[Interface dataset entries]

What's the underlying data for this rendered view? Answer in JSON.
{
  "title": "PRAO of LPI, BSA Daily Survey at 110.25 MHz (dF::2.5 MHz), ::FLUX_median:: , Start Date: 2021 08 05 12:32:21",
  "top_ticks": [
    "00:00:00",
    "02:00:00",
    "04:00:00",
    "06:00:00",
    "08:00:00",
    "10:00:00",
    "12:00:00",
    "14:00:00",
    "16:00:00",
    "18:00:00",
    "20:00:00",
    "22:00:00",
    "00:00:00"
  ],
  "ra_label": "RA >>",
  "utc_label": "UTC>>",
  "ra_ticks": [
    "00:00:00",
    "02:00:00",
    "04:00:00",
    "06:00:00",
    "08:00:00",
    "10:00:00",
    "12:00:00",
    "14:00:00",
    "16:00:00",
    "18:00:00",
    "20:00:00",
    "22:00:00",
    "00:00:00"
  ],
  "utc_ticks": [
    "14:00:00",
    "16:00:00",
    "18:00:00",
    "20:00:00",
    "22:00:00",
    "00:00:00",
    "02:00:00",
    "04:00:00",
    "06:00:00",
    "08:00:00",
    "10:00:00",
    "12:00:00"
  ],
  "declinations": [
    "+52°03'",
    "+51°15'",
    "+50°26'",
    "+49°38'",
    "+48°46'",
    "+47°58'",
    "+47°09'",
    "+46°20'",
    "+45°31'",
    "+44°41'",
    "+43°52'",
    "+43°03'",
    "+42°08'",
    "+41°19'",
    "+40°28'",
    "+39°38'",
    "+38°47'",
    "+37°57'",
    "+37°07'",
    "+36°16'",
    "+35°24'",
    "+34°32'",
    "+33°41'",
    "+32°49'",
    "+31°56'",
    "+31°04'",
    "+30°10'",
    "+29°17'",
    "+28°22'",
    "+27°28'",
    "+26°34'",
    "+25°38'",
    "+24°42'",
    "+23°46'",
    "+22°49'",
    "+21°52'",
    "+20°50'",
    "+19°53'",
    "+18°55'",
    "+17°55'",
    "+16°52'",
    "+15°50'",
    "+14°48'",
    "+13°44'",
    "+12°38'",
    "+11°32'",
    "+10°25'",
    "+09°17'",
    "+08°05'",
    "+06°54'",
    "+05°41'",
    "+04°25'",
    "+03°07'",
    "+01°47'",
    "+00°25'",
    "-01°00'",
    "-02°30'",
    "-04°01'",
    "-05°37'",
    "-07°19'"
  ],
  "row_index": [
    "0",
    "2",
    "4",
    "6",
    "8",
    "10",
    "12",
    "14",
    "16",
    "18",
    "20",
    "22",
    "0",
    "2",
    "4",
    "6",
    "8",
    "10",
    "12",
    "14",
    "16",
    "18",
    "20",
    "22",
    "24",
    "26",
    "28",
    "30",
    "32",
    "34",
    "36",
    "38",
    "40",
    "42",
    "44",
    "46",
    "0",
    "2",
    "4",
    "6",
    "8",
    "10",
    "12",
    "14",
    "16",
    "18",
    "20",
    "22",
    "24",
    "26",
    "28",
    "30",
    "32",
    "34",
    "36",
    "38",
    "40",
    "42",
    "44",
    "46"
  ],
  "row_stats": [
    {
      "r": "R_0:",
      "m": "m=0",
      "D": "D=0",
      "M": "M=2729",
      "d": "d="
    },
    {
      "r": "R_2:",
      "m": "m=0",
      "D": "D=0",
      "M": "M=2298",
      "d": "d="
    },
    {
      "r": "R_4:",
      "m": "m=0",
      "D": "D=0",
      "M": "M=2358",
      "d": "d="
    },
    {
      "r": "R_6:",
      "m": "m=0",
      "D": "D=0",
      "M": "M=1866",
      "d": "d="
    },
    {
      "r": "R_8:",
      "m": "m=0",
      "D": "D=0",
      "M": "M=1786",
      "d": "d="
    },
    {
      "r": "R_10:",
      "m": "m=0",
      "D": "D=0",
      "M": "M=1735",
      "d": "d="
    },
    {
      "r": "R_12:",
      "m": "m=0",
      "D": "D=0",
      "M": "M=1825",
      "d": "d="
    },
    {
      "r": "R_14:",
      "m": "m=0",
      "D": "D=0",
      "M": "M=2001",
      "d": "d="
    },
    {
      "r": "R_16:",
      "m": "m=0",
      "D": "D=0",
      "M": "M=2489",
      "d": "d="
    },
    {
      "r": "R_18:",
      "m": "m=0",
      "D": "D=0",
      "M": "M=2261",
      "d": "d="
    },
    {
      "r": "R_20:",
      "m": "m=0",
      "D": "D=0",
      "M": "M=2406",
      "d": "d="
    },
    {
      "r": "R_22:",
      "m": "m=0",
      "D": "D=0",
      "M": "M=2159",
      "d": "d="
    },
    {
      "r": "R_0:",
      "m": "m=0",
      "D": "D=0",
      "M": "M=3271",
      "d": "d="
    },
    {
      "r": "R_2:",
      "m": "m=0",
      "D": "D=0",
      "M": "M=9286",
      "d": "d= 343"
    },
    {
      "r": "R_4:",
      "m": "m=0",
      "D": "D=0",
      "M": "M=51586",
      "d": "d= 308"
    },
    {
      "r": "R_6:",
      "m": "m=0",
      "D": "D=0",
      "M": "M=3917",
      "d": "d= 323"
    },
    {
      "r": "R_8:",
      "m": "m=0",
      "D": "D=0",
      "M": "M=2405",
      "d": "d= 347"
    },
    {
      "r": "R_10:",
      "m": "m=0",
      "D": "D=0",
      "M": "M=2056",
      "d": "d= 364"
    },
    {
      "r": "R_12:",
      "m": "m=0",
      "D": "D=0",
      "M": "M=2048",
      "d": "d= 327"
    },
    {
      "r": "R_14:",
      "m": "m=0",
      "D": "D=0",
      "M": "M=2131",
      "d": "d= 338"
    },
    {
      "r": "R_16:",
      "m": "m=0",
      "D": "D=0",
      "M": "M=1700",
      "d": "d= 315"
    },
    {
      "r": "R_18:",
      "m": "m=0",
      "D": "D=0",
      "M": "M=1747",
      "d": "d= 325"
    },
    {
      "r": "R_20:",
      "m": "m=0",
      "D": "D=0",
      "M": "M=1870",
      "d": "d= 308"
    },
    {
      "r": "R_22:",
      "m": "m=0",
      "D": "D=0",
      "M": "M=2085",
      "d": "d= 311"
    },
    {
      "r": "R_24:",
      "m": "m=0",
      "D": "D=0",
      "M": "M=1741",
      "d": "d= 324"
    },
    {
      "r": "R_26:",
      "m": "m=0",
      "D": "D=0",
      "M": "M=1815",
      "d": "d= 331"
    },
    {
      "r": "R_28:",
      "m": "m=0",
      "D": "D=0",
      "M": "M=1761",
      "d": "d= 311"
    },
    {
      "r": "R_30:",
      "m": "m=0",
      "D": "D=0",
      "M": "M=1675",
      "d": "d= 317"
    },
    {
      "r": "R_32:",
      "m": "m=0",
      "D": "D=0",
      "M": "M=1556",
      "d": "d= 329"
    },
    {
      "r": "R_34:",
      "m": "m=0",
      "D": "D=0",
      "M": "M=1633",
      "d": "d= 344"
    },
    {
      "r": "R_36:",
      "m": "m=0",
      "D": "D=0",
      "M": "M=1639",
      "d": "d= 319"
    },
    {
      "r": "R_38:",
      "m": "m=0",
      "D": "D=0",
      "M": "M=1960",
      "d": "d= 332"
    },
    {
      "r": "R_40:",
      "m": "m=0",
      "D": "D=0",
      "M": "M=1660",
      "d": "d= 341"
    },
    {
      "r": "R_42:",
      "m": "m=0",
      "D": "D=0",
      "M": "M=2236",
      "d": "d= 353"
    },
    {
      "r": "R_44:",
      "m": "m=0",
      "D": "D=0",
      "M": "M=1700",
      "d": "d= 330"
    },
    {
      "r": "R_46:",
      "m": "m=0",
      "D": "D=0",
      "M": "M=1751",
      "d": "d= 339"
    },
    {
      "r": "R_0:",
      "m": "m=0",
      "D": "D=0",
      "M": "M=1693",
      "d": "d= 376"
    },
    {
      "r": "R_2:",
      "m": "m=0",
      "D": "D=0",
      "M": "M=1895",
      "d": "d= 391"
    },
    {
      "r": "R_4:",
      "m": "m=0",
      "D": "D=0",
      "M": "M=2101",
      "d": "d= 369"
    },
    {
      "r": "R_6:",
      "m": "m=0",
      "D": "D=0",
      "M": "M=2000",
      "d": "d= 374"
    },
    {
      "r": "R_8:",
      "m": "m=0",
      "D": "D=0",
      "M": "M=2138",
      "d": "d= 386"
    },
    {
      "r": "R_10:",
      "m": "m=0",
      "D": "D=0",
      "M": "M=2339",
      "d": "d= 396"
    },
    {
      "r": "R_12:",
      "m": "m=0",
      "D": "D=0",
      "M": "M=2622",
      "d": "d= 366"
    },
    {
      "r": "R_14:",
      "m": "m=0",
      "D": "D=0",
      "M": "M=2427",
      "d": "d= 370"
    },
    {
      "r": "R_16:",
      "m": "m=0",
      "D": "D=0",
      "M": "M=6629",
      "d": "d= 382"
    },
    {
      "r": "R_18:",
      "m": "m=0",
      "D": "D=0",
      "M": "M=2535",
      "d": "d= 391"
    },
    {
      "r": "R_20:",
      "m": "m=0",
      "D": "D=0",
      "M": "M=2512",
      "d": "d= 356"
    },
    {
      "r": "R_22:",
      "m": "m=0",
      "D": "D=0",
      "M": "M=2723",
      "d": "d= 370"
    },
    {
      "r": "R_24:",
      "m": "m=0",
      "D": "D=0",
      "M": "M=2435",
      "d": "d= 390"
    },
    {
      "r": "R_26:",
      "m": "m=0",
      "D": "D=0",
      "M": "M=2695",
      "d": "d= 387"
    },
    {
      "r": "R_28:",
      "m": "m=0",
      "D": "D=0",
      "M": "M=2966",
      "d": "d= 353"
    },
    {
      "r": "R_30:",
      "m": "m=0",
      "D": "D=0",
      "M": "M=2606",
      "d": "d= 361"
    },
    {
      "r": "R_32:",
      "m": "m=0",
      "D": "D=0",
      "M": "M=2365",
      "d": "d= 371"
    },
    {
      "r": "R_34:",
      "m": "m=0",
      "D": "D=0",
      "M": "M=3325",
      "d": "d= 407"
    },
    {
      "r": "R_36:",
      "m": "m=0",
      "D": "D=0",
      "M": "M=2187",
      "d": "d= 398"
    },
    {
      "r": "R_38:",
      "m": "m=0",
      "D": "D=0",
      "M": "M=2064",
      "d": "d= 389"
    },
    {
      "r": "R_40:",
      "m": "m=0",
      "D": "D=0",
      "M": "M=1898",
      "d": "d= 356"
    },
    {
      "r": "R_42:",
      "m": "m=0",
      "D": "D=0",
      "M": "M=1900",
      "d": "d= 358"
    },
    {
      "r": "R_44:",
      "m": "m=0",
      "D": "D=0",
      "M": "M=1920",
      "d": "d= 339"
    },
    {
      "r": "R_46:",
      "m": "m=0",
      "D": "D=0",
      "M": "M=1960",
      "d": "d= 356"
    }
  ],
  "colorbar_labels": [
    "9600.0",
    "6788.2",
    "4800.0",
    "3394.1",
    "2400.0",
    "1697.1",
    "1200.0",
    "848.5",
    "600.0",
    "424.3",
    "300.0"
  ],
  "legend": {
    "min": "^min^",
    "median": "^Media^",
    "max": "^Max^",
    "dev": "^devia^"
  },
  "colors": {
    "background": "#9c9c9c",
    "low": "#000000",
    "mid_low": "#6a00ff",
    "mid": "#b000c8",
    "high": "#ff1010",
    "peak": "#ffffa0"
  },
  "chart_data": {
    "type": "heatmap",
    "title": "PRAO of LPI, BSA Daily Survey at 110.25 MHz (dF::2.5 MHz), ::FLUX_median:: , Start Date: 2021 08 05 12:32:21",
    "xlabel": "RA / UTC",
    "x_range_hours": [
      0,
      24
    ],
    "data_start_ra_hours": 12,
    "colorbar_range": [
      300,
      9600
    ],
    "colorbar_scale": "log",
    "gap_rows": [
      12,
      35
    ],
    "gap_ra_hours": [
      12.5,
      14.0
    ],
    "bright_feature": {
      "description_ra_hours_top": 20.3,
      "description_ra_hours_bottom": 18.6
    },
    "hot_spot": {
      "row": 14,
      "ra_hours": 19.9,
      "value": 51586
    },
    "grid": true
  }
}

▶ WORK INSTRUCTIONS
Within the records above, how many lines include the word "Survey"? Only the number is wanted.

▶ TASK ANSWER
2